Giving feedback is one of the essential components of establishing credibility and trust with your team, yet it’s often overlooked as an essential component in management training programs.
In part one of "Creating a Listening Culture" I shared a staggering statistic. 89% of companies have written core values statements, but only 53% of employees know what they are.
After reading Gallup’s recent State of the American Workplace report, I would say we have a crisis in the American workforce. There are 100 million full-time employees in the United States and only one-third of them report feeling engaged at work. The other two-thirds are either actively disengaged (16%), or actively looking for a new job and watching for openings (51%). What is most striking is that only 13% of U.S. workers strongly agree that their organization's leadership communicates effectively.
This is the third blog in a series of three that is covering active listening, cognitive diversity, and then how these two components combine to skyrocket team performance through Listening Intelligence. As the last two blogs have described, both active listening and cognitive diversity are important tools to enhance team creativity, cohesiveness, and productivity. But they also carry hidden drawbacks when implemented one without the other that may lead to potential decreases in collaboration. Listening Intelligence merges the high value of active listening and cognitive diversity, fashioning a combination stronger than the sum of its parts.
This is the second blog in a series of three that is covering active listening, cognitive diversity, and then how these two components combine to skyrocket team performance through Listening Intelligence. Recognizing the diverse viewpoints on your team (i.e., cognitive diversity) is the key to fostering creativity and boosting productivity.
This is the first blog in a series of three that will explore active listening, cognitive diversity, and then how they combine to create even greater business success through Listening Intelligence. The first step to improving your listening is to be an active, attentive listener – let's explore this below.
This week I had a rich and thought-provoking conversation with Tom, a seasoned business strategy consultant, about how he uses the ECHO Listening Profile with his clients.
Requests that aren’t specific about the desired outcomes are a frequent cause of miscoordination in the workplace. When looking at the financial and human waste that is caused by team members who don't clearly ask for what they need, the resulting costs to a company are staggering.
As a leader, are you ever disappointed in your team? How we make requests of others can predict their success or failure.

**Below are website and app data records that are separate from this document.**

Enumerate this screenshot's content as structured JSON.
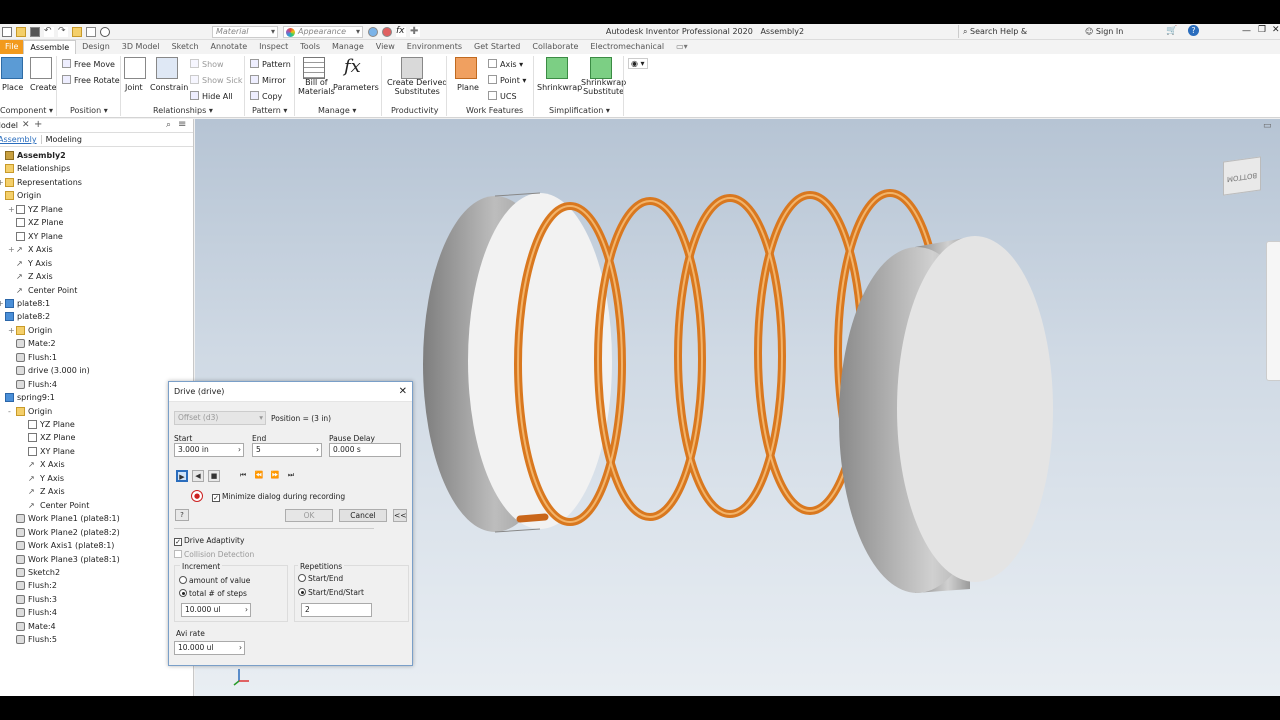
{
  "titlebar": {
    "app_title": "Autodesk Inventor Professional 2020",
    "doc": "Assembly2",
    "material": "Material",
    "appearance": "Appearance",
    "search_placeholder": "Search Help & Commands...",
    "sign_in": "Sign In"
  },
  "tabs": [
    "File",
    "Assemble",
    "Design",
    "3D Model",
    "Sketch",
    "Annotate",
    "Inspect",
    "Tools",
    "Manage",
    "View",
    "Environments",
    "Get Started",
    "Collaborate",
    "Electromechanical"
  ],
  "active_tab": "Assemble",
  "ribbon": {
    "place": "Place",
    "create": "Create",
    "free_move": "Free Move",
    "free_rotate": "Free Rotate",
    "joint": "Joint",
    "constrain": "Constrain",
    "show": "Show",
    "show_sick": "Show Sick",
    "hide_all": "Hide All",
    "pattern": "Pattern",
    "mirror": "Mirror",
    "copy": "Copy",
    "bom_1": "Bill of",
    "bom_2": "Materials",
    "parameters": "Parameters",
    "derived_1": "Create Derived",
    "derived_2": "Substitutes",
    "plane": "Plane",
    "axis": "Axis",
    "point": "Point",
    "ucs": "UCS",
    "shrinkwrap": "Shrinkwrap",
    "shrinkwrap_sub_1": "Shrinkwrap",
    "shrinkwrap_sub_2": "Substitute",
    "groups": {
      "component": "Component",
      "position": "Position",
      "relationships": "Relationships",
      "pattern": "Pattern",
      "manage": "Manage",
      "productivity": "Productivity",
      "work_features": "Work Features",
      "simplification": "Simplification"
    }
  },
  "panel": {
    "title": "Model",
    "subtab_assembly": "Assembly",
    "subtab_modeling": "Modeling"
  },
  "tree": [
    {
      "label": "Assembly2",
      "icon": "asm",
      "indent": 0,
      "exp": "-",
      "bold": true
    },
    {
      "label": "Relationships",
      "icon": "folder",
      "indent": 0,
      "exp": ""
    },
    {
      "label": "Representations",
      "icon": "folder",
      "indent": 0,
      "exp": "+"
    },
    {
      "label": "Origin",
      "icon": "folder",
      "indent": 0,
      "exp": "-"
    },
    {
      "label": "YZ Plane",
      "icon": "plane",
      "indent": 1,
      "exp": "+"
    },
    {
      "label": "XZ Plane",
      "icon": "plane",
      "indent": 1,
      "exp": ""
    },
    {
      "label": "XY Plane",
      "icon": "plane",
      "indent": 1,
      "exp": ""
    },
    {
      "label": "X Axis",
      "icon": "axis",
      "indent": 1,
      "exp": "+"
    },
    {
      "label": "Y Axis",
      "icon": "axis",
      "indent": 1,
      "exp": ""
    },
    {
      "label": "Z Axis",
      "icon": "axis",
      "indent": 1,
      "exp": ""
    },
    {
      "label": "Center Point",
      "icon": "axis",
      "indent": 1,
      "exp": ""
    },
    {
      "label": "plate8:1",
      "icon": "part",
      "indent": 0,
      "exp": "+"
    },
    {
      "label": "plate8:2",
      "icon": "part",
      "indent": 0,
      "exp": "-"
    },
    {
      "label": "Origin",
      "icon": "folder",
      "indent": 1,
      "exp": "+"
    },
    {
      "label": "Mate:2",
      "icon": "cons",
      "indent": 1,
      "exp": ""
    },
    {
      "label": "Flush:1",
      "icon": "cons",
      "indent": 1,
      "exp": ""
    },
    {
      "label": "drive (3.000 in)",
      "icon": "cons",
      "indent": 1,
      "exp": ""
    },
    {
      "label": "Flush:4",
      "icon": "cons",
      "indent": 1,
      "exp": ""
    },
    {
      "label": "spring9:1",
      "icon": "part",
      "indent": 0,
      "exp": "-"
    },
    {
      "label": "Origin",
      "icon": "folder",
      "indent": 1,
      "exp": "-"
    },
    {
      "label": "YZ Plane",
      "icon": "plane",
      "indent": 2,
      "exp": ""
    },
    {
      "label": "XZ Plane",
      "icon": "plane",
      "indent": 2,
      "exp": ""
    },
    {
      "label": "XY Plane",
      "icon": "plane",
      "indent": 2,
      "exp": ""
    },
    {
      "label": "X Axis",
      "icon": "axis",
      "indent": 2,
      "exp": ""
    },
    {
      "label": "Y Axis",
      "icon": "axis",
      "indent": 2,
      "exp": ""
    },
    {
      "label": "Z Axis",
      "icon": "axis",
      "indent": 2,
      "exp": ""
    },
    {
      "label": "Center Point",
      "icon": "axis",
      "indent": 2,
      "exp": ""
    },
    {
      "label": "Work Plane1 (plate8:1)",
      "icon": "cons",
      "indent": 1,
      "exp": ""
    },
    {
      "label": "Work Plane2 (plate8:2)",
      "icon": "cons",
      "indent": 1,
      "exp": ""
    },
    {
      "label": "Work Axis1 (plate8:1)",
      "icon": "cons",
      "indent": 1,
      "exp": ""
    },
    {
      "label": "Work Plane3 (plate8:1)",
      "icon": "cons",
      "indent": 1,
      "exp": ""
    },
    {
      "label": "Sketch2",
      "icon": "cons",
      "indent": 1,
      "exp": ""
    },
    {
      "label": "Flush:2",
      "icon": "cons",
      "indent": 1,
      "exp": ""
    },
    {
      "label": "Flush:3",
      "icon": "cons",
      "indent": 1,
      "exp": ""
    },
    {
      "label": "Flush:4",
      "icon": "cons",
      "indent": 1,
      "exp": ""
    },
    {
      "label": "Mate:4",
      "icon": "cons",
      "indent": 1,
      "exp": ""
    },
    {
      "label": "Flush:5",
      "icon": "cons",
      "indent": 1,
      "exp": ""
    }
  ],
  "viewcube": {
    "face": "BOTTOM"
  },
  "dialog": {
    "title": "Drive (drive)",
    "offset_dropdown": "Offset (d3)",
    "position": "Position = (3 in)",
    "start_label": "Start",
    "start_value": "3.000 in",
    "end_label": "End",
    "end_value": "5",
    "pause_label": "Pause Delay",
    "pause_value": "0.000 s",
    "minimize_label": "Minimize dialog during recording",
    "ok": "OK",
    "cancel": "Cancel",
    "collapse": "<<",
    "drive_adaptivity": "Drive Adaptivity",
    "collision": "Collision Detection",
    "increment_label": "Increment",
    "amount_label": "amount of value",
    "total_label": "total # of steps",
    "increment_value": "10.000 ul",
    "repetitions_label": "Repetitions",
    "start_end": "Start/End",
    "start_end_start": "Start/End/Start",
    "repetitions_value": "2",
    "avi_label": "Avi rate",
    "avi_value": "10.000 ul"
  },
  "colors": {
    "file_tab": "#f29a1d",
    "spring": "#d9781f",
    "plate": "#d8d8d8"
  }
}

A client recently asked me if her company should require every applicant to complete our company’s listening assessment as part of their hiring and vetting process. My answer: “maybe yes, but also maybe no. It really depends on the purpose and what you’re hoping to gain from the results. “